Segment Start: The data

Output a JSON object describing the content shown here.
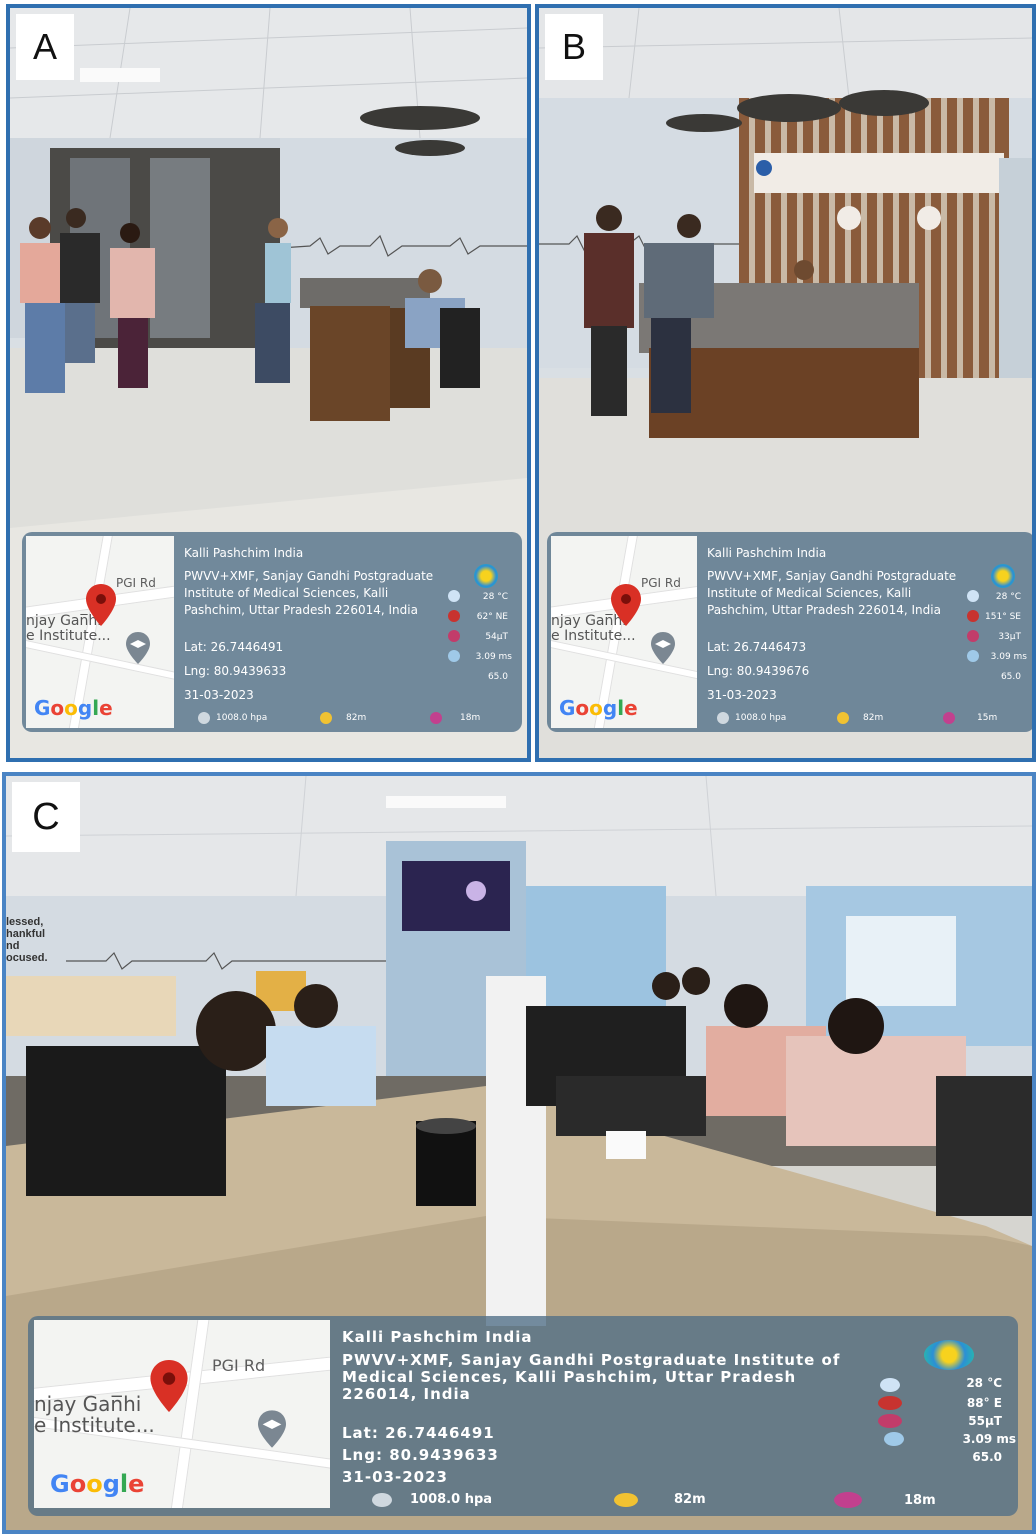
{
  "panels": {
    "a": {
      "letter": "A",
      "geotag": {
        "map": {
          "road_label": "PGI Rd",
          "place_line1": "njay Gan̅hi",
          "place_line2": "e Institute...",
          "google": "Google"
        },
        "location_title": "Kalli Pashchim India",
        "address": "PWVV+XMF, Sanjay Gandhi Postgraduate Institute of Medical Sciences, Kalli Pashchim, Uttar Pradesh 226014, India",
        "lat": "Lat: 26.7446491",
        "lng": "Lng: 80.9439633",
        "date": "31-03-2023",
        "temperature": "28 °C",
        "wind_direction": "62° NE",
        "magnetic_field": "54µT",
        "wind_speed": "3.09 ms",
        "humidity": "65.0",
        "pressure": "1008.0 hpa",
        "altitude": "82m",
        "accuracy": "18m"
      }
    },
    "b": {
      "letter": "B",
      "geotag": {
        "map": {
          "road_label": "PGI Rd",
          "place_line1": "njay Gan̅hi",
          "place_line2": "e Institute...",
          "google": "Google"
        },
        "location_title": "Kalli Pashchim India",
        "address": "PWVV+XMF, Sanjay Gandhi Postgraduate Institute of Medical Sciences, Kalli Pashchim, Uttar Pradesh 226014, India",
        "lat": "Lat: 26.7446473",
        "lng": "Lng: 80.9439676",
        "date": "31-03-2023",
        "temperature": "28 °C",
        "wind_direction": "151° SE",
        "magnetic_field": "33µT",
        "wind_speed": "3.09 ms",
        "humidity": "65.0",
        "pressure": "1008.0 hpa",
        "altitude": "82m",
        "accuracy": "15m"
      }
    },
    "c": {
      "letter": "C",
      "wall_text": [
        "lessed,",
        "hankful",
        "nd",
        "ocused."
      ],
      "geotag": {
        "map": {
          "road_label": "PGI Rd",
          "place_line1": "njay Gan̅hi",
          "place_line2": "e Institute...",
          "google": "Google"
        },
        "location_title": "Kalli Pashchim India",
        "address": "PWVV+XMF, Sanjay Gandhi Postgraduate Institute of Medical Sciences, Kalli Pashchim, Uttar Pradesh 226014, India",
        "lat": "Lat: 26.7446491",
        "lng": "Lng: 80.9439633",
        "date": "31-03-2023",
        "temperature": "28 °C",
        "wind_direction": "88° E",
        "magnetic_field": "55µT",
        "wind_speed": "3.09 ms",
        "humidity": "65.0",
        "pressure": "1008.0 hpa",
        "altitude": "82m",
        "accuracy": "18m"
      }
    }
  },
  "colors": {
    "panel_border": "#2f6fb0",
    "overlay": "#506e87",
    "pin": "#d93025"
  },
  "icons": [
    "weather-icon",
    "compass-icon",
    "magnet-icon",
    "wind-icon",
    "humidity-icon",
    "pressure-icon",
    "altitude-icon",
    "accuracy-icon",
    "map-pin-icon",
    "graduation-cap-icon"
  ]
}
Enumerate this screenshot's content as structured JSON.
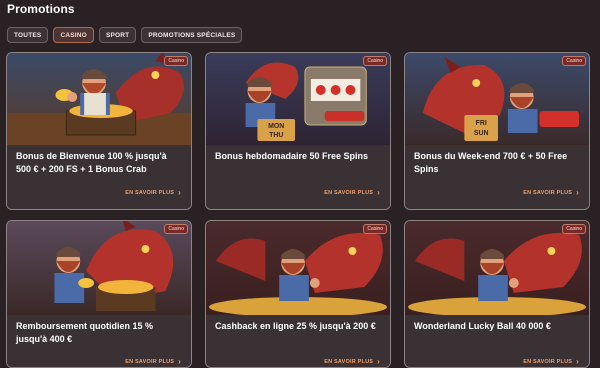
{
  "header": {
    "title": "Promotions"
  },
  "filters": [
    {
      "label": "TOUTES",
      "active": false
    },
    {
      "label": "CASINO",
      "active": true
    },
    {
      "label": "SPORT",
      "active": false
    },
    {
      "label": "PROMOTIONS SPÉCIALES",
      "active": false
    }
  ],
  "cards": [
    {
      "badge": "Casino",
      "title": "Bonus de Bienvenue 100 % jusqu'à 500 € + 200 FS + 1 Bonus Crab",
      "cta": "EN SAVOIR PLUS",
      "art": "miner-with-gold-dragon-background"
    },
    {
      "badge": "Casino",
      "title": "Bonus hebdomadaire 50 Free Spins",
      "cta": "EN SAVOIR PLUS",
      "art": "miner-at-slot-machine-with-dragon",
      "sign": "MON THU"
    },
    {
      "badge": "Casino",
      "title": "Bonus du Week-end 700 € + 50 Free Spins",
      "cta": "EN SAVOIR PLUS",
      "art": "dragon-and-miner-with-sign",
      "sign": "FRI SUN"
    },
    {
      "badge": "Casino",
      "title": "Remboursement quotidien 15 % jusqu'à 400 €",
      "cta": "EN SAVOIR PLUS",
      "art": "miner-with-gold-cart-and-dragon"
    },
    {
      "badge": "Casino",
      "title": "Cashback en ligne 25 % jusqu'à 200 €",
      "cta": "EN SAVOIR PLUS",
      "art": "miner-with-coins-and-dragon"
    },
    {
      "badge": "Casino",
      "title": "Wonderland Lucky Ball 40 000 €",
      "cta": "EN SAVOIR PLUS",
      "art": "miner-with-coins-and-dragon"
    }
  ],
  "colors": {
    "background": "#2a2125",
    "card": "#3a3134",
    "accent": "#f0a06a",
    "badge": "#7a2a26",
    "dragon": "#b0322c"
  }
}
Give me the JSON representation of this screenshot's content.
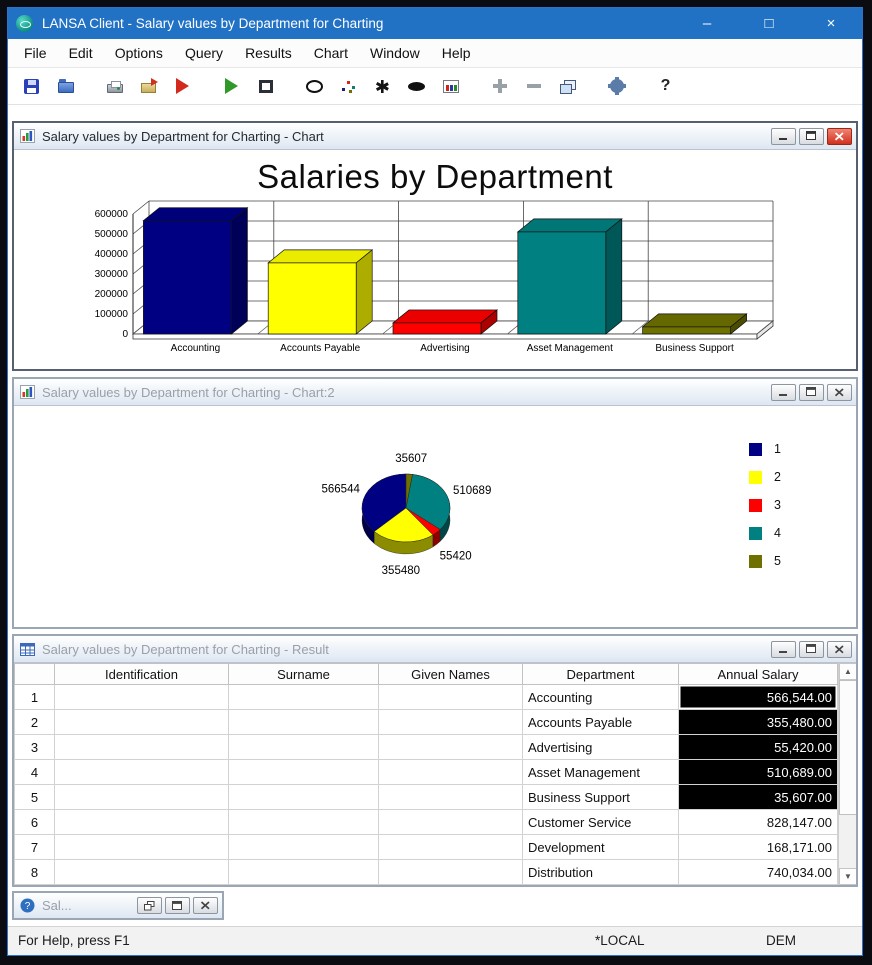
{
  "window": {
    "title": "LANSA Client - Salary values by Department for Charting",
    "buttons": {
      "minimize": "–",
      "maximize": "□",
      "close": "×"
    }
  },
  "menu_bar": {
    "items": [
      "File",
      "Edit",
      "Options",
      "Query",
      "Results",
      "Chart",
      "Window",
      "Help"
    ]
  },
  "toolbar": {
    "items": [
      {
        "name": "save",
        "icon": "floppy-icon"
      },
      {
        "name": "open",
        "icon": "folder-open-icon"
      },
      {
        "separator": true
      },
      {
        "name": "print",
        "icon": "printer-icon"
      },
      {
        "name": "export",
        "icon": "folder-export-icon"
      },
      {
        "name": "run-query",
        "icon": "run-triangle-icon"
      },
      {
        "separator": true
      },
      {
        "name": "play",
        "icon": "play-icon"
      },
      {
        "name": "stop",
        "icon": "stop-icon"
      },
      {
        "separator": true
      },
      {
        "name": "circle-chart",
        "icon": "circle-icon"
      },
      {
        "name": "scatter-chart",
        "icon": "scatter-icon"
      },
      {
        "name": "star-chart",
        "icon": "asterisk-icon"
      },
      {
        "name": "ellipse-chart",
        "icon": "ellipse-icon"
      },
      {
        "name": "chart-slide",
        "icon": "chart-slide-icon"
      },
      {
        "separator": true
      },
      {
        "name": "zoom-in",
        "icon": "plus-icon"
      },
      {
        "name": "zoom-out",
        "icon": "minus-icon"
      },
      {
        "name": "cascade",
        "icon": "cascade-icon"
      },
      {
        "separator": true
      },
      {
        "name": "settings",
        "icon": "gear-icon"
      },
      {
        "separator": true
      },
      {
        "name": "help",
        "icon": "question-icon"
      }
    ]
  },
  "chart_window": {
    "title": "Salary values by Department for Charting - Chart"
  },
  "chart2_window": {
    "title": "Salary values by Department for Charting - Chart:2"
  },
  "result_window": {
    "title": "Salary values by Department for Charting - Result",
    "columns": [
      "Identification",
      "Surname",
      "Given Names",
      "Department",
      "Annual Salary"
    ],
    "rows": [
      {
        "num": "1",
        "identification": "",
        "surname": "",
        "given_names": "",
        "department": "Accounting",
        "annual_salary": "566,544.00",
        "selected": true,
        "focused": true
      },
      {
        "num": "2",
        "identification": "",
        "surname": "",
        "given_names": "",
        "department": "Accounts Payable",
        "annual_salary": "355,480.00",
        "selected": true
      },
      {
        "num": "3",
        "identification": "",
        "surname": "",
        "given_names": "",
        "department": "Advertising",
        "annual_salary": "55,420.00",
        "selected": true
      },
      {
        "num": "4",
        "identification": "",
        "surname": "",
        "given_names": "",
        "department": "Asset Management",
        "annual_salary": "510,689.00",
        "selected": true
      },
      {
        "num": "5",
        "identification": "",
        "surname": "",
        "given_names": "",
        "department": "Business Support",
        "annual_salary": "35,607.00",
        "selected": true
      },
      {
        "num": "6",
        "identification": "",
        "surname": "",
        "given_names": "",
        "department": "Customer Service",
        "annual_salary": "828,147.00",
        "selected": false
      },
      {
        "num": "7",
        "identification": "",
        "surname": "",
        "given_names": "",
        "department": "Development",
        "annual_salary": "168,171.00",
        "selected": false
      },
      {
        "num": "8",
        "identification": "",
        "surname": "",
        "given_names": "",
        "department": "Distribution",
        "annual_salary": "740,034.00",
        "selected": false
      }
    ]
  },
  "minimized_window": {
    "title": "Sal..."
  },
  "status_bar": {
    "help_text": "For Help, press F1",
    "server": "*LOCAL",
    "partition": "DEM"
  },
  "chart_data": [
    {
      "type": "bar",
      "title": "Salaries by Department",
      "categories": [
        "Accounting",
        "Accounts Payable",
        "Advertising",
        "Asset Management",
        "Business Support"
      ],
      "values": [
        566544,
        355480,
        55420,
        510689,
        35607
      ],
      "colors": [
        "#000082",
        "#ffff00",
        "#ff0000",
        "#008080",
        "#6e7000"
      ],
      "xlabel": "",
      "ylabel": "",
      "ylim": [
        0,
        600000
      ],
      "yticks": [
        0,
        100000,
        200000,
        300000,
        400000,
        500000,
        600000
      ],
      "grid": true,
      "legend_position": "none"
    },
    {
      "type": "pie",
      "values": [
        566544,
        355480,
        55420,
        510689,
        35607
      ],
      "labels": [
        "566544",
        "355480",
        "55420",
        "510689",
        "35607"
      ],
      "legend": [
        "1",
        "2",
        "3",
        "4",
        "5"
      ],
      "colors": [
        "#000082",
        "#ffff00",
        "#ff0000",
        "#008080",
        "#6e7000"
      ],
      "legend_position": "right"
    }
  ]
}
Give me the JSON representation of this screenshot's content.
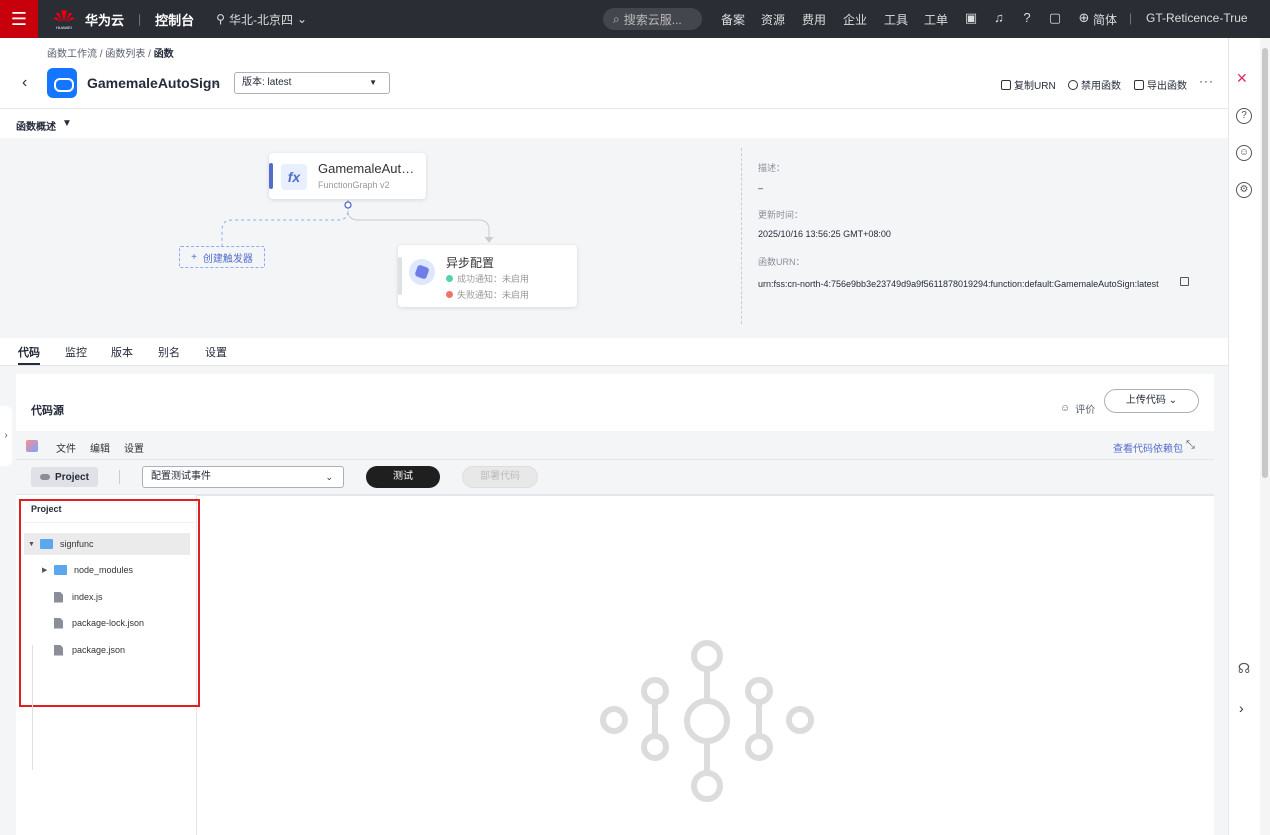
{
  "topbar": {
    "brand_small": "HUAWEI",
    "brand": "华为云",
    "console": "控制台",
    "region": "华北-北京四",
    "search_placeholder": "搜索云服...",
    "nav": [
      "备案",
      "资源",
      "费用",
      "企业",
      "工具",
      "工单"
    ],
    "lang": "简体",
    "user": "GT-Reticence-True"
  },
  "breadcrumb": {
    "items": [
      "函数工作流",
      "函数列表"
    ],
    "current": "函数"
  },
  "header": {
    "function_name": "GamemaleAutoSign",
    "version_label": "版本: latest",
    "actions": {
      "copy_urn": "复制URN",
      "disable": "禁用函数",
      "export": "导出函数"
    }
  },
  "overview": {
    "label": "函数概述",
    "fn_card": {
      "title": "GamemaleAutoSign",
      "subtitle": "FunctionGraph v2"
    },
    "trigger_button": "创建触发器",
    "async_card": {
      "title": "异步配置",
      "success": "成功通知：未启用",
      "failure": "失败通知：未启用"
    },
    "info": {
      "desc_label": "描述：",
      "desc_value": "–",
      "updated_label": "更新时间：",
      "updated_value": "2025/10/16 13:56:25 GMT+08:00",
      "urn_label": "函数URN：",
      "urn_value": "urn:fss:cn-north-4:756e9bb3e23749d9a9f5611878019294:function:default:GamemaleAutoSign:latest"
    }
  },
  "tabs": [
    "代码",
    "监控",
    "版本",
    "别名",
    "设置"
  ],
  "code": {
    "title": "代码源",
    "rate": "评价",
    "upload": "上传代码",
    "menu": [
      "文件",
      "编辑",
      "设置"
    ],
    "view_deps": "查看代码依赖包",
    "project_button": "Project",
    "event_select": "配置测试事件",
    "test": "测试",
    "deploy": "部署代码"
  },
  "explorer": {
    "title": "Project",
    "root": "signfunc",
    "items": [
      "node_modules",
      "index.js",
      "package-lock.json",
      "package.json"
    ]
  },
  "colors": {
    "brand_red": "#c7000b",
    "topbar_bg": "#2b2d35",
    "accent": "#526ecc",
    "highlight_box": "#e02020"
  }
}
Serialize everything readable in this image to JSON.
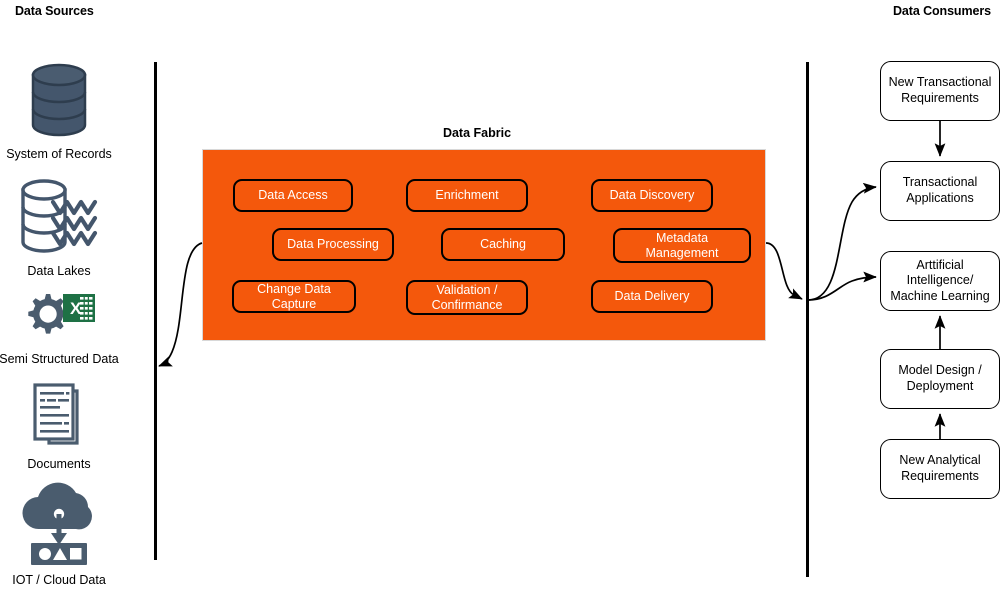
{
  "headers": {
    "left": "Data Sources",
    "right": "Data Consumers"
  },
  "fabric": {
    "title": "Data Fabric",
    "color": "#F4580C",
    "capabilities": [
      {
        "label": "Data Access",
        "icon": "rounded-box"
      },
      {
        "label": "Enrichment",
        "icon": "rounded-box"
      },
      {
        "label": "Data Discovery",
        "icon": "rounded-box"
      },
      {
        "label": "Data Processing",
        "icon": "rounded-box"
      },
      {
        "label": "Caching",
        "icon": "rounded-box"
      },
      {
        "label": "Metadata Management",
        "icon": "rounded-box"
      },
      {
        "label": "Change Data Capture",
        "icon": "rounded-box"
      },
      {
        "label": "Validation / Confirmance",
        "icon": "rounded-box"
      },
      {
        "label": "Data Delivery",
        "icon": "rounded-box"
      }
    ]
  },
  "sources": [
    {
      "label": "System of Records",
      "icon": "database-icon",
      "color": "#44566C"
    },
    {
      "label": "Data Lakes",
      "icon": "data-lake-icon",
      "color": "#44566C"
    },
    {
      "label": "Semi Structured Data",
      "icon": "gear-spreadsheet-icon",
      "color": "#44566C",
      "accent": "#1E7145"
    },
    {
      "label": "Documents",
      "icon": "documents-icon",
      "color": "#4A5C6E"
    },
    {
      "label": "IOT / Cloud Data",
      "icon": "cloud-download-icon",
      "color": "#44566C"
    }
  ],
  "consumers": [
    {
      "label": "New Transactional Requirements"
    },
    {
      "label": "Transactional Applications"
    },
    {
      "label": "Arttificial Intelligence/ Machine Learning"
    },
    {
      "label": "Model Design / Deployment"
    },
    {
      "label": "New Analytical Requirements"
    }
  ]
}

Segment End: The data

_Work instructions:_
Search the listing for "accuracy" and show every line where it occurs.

_Your response:_
        "accuracy": "18m"
        "accuracy": "15m"
        "accuracy": "18m"
    "accuracy-icon",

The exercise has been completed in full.